**WHAT IS EXPECTED**
Return the listing below in full, exactly.

**INPUT RECORDS**
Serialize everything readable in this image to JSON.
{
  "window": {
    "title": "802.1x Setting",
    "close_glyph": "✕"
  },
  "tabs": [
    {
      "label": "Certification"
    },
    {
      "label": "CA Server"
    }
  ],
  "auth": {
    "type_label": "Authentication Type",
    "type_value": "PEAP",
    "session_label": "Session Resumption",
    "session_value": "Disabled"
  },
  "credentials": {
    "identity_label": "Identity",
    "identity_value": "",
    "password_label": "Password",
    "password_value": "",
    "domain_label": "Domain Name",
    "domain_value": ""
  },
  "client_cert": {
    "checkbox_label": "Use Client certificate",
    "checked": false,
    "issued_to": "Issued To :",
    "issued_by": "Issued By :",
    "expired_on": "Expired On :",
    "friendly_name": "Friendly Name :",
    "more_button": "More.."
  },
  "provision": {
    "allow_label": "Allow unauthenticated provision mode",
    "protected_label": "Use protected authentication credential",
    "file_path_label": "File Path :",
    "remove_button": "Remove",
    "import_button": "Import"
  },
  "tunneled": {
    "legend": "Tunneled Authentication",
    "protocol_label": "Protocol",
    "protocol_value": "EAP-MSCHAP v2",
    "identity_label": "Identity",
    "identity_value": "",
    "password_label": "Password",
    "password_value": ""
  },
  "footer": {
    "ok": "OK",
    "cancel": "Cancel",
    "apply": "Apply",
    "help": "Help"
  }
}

**SOLUTION FOR THIS TASK**
Serialize everything readable in this image to JSON.
{
  "window": {
    "title": "802.1x Setting",
    "close_glyph": "✕"
  },
  "tabs": [
    {
      "label": "Certification"
    },
    {
      "label": "CA Server"
    }
  ],
  "auth": {
    "type_label": "Authentication Type",
    "type_value": "PEAP",
    "session_label": "Session Resumption",
    "session_value": "Disabled"
  },
  "credentials": {
    "identity_label": "Identity",
    "identity_value": "",
    "password_label": "Password",
    "password_value": "",
    "domain_label": "Domain Name",
    "domain_value": ""
  },
  "client_cert": {
    "checkbox_label": "Use Client certificate",
    "checked": false,
    "issued_to": "Issued To :",
    "issued_by": "Issued By :",
    "expired_on": "Expired On :",
    "friendly_name": "Friendly Name :",
    "more_button": "More.."
  },
  "provision": {
    "allow_label": "Allow unauthenticated provision mode",
    "protected_label": "Use protected authentication credential",
    "file_path_label": "File Path :",
    "remove_button": "Remove",
    "import_button": "Import"
  },
  "tunneled": {
    "legend": "Tunneled Authentication",
    "protocol_label": "Protocol",
    "protocol_value": "EAP-MSCHAP v2",
    "identity_label": "Identity",
    "identity_value": "",
    "password_label": "Password",
    "password_value": ""
  },
  "footer": {
    "ok": "OK",
    "cancel": "Cancel",
    "apply": "Apply",
    "help": "Help"
  }
}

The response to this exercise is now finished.